Dorothy, a college graduate from a professional, middle class, Christian family is an impatient idealist who is unsure whether her future lies on politics or medicine. As an intern working for an MP, she becomes involved in a sting on corrupt exploitation of a diamond mine. Realising that the low ethical standards of politics are an obstacle for her, she opts for medicine, only to be raped by a senior doctor. Her faith in medicine is also shaken, but she mounts a civil suit and media campaign in retaliation for her humiliation. Can she find success and happiness as a doctor, and whom will she marry: Kamiri or Hassan?
Hassan, of doubtful parentage, is the youngest child in a rich and powerful Muslim family. Lonely, insecure and drifting at university, he joins Dorothy in a political protest which goes wrong for him: he receives a two-year suspended jail sentence. While helping Dorothy in the mining sting, he trespasses on a claim, and fearful of being sent to prison, he immerses himself in suspect Islamic studies and is misled into a terrorist organisation. Appalled by the terrorists’ values and deeds, he escapes to Kamiri who provides him with a safe haven while he considers his options. Hassan’s father is able to place him in the Army’s officer candidate school. Will Hassan make a good Army officer, and will he marry Dorothy?
The setting is current in the startling diversity (cultural, economic, social and political) that is East Africa.
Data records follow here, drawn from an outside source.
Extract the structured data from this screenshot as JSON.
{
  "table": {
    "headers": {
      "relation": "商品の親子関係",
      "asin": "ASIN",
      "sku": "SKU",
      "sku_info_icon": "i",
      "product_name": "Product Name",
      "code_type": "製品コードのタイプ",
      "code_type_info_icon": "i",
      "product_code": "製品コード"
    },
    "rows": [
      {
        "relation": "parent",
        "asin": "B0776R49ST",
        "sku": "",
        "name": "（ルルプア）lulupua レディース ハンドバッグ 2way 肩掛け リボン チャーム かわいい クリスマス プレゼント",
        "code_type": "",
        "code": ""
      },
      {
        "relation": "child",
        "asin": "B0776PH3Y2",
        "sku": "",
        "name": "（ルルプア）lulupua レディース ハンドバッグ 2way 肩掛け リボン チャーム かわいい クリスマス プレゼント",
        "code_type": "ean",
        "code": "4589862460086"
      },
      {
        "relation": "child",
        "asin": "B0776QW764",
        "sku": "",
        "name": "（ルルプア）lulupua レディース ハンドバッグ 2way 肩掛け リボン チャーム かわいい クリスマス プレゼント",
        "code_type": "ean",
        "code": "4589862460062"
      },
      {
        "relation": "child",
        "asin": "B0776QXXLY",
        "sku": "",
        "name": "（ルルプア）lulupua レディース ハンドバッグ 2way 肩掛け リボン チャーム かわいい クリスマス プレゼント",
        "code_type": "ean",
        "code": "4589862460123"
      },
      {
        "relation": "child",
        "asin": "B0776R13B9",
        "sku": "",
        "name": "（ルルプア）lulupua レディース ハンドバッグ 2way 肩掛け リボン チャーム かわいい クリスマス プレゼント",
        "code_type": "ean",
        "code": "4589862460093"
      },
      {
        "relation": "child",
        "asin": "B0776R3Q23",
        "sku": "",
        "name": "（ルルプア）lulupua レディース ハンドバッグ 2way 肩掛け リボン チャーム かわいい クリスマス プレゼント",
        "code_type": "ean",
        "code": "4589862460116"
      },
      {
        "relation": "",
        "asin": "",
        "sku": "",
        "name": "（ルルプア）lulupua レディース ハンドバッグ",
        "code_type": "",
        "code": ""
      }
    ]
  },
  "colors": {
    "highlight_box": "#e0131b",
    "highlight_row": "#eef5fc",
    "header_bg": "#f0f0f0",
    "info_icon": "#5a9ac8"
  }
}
If you would like to read Achieving Superpersonhood, I will send free copies to the first twenty-five of you who send your postal address to email@example.com. What I ask in return is that you write a review. Happy reading!